If you’re age 40 years or older, you’d probably remember January 28, 1986.
That was day of the Challenger disaster, when the NASA Space Shuttle orbiter Challenger broke apart 73 seconds into its flight over the Atlantic Ocean, off the coast of Cape Canaveral, Florida at 11:38 EST. All seven crew members were killed, including five NASA astronauts and two payload specialists.
Millions of Americans (17% of the total population) watched the launch live on TV because of Payload Specialist Christa McAuliffe, the first teacher in space. Media coverage of the explosion was extensive: one study reported that 85% of Americans surveyed had heard the news within an hour of the accident.
We were told that Challenger disintegrated because of a malfunctioning O-ring seal in its right solid rocket booster. The O-ring failure caused a breach in the SRB joint it sealed, allowing pressurized burning gas from within the solid rocket motor to reach the outside and impinge upon the adjacent SRB aft field joint attachment hardware and external fuel tank, leading to the structural failure of the external tank. Aerodynamic forces broke up the orbiter.

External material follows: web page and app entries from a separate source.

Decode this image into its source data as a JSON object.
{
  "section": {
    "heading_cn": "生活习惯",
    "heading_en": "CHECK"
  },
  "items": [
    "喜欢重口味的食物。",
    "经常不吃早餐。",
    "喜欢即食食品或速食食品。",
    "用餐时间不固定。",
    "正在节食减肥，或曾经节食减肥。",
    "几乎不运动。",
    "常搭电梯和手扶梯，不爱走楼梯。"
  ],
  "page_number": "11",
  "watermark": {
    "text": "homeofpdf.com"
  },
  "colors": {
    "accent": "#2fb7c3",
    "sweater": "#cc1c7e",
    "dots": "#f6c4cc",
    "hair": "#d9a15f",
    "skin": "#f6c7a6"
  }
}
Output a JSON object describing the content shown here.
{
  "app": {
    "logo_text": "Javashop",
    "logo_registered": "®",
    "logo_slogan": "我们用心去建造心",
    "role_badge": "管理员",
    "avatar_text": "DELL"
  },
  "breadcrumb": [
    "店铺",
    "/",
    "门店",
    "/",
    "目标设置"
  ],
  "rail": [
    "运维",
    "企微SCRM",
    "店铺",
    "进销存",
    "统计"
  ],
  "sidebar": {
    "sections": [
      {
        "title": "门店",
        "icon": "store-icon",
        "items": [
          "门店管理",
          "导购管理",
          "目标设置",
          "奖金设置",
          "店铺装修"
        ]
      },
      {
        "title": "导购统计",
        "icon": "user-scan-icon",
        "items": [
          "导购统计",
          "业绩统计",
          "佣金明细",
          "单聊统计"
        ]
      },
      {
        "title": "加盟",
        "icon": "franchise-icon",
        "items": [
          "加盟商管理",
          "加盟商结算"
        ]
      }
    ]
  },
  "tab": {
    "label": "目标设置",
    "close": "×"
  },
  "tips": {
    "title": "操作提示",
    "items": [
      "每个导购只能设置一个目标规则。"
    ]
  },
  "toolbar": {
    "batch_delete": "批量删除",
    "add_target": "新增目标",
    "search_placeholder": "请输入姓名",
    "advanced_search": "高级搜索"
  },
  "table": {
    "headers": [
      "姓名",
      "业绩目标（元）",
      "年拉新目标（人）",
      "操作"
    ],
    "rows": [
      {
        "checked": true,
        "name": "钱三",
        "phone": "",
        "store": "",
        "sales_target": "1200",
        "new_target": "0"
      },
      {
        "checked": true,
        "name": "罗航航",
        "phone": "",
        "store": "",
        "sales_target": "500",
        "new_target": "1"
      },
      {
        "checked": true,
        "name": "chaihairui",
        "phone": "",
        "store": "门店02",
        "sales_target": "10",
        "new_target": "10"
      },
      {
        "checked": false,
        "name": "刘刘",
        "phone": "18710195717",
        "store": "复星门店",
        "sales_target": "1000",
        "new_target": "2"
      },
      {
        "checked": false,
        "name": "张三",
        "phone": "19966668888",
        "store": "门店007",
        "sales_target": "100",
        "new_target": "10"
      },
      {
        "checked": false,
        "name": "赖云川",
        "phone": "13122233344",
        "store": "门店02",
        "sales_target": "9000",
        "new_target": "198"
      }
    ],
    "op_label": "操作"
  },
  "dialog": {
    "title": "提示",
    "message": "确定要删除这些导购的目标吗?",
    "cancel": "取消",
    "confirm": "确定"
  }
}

The crew compartment and many other vehicle fragments were eventually recovered from the ocean floor after a lengthy search and recovery operation. The exact timing of the death of the crew is unknown; several crew members are known to have survived the initial breakup of the spacecraft. But the shuttle had no escape system, and the impact of the crew compartment with the ocean surface was too violent to be survivable.
The disaster resulted in a 32-month hiatus in NASA’s shuttle program and the formation of the Rogers Commission, a special commission appointed by then President Ronald Reagan to investigate the accident. The commission found NASA’s organizational culture and decision-making processes had been key contributing factors to the accident.
These are the names of Challenger’s 7 crew members:
- Francis Richard Scobee, Commander
- Michael J. Smith, Pilot
- Ronald McNair, Mission Specialist
- Ellison Onizuka, Mission Specialist
- Judith Resnik, Mission Specialist
- Gregory Jarvis, Payload Specialist
- Christa McAuliffe, Payload Specialist
What if someone were to tell you that most, if not all, of Challenger’s 7 crew members are still alive and thriving in their new professions, contrary to what we’ve been told?